I think the key is in the transition. After hearing Jesus ask the rich man to hand over his wealth, Peter assumes that there is some sort of cover charge to heaven and inquires about whether there might be a VIP room. “We’ve given up everything to follow you,” he asks. “What will we get out of it?”
Jesus reassures Peter that he’ll get a good seat, but then apparently takes him down a notch, saying “But many who seem to be important now will be the least important then, and those who are considered least here will be the greatest then.”
What struck me was that in this transition Jesus did not use the usual language for Kingdom, although my translation (NLT) swaps in that word. Instead, Jesus speaks of the “regeneration” (palingenesias), which only appears one other time in the entire Bible.

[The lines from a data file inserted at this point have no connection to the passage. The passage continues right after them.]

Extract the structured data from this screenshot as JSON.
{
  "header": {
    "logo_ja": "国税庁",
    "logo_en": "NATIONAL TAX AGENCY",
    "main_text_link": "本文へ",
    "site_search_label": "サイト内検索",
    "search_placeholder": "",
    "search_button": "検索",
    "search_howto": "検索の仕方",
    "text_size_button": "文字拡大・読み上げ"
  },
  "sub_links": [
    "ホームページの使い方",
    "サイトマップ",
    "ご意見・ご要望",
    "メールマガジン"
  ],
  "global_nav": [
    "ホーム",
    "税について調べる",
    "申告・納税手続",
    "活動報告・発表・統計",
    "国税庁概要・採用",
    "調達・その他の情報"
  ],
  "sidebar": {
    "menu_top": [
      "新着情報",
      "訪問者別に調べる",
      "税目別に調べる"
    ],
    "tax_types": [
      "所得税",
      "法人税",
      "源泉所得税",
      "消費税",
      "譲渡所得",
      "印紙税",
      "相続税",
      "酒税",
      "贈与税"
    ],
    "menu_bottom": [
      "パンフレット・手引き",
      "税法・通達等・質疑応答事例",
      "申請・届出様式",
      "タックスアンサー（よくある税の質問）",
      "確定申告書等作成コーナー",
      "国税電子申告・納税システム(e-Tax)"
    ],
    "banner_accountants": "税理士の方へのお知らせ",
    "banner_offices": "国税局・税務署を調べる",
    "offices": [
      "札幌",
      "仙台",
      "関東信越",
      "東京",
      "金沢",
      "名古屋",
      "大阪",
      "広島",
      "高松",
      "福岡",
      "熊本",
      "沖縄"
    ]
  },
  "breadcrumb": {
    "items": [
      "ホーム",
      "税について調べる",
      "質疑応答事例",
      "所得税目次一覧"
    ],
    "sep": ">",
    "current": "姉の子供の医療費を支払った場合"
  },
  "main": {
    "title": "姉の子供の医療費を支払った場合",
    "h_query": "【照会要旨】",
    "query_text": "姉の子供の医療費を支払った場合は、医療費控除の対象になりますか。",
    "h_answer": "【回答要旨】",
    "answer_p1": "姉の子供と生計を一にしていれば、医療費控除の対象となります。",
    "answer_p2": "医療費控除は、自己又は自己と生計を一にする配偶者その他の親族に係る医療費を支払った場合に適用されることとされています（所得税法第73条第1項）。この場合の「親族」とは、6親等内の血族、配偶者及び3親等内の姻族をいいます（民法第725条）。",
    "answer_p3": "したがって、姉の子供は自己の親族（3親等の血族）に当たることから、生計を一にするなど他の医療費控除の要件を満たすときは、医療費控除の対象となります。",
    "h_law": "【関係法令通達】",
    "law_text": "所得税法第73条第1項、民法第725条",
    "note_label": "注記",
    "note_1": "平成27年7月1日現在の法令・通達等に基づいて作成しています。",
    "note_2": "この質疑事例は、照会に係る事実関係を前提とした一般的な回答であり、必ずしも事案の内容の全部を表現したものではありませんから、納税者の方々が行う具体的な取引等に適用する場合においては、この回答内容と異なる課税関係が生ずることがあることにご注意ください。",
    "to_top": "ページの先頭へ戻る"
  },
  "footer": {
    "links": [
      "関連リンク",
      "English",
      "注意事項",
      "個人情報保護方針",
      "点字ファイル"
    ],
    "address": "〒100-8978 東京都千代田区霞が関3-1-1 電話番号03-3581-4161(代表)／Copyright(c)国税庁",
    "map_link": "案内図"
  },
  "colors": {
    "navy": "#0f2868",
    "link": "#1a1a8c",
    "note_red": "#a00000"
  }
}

I’m not usually a big translation geek, but the rarity of this term intrigued me. So I looked up the other case, in the book of Titus,which describes how believers will be washed by the regeneration. Washed of what? Well, prior to that, “Our lives were full of evil and envy. We hated others and they hated us.”
So regeneration, in addition to being a mystical reference to the world’s return to an Eden-like state, is about letting go of the envy and competitiveness being shown both by the young rich man and especially by Peter (who eventually won the big competition among the apostles and is regarded as the first pope, oddly enough).
Having straightened out all that, let’s look at the parable that Jesus uses to explain why he just disappointed the rich man.
Jesus is comparing the Kingdom to the owner of the estate, and not saying that the Kingdom has an owner of the estate. That is an essential difference, for it determines whether we are talking about the Kingdom being a benevolent boss or simply involving a benevolent boss.
I don’t think Barton is claiming that heaven will literally include idle poor waiting for work and wealthy landowners unilaterally setting wages – after all, Jesus just said that it is “very hard” for the wealthy to get in, let alone take over the joint.
Still, Barton seems to be holding up the absence of unions as an ideal, despite our living in a world where bosses generally don’t risk alienating their hardest workers by giving a full day’s wage to even those who start work just before quitting time. This is a rather bizarre selective analogy, used to make the strange assertion that because one illustration of the Kingdom (out of many) of Heaven doesn’t include collective bargaining, we should take that to mean that unions are not desirable here in the pre-regeneration world.
If Barton is going to argue for a lack of unions, he should also take into account that this parable does not feature a human in the boss-like role. So should we take action here to avoid having owner/managers and just let God run all the businesses? That would be sort of like worker collectives, but I doubt that’s where Barton is going.
Regardless, anyone who is looking forward to a heaven in which he or she gets to “do what I want with my money” is likely to be disappointed to discover we are all just workers together in a big collective where everyone gets the same wage regardless of our contribution.
The good news is that all our needs will be met. Everyone will get a fair day’s wage at the proper time. But those who expect special treatment for being hard workers or early adopters will be disappointed. If we believe Jesus’ parable, the whole corrupt transactional nature of our world will be regenerated to something like the abundance found in the Garden of Eden.
And there sure won’t be special seating for Democratic or Republican fundraisers.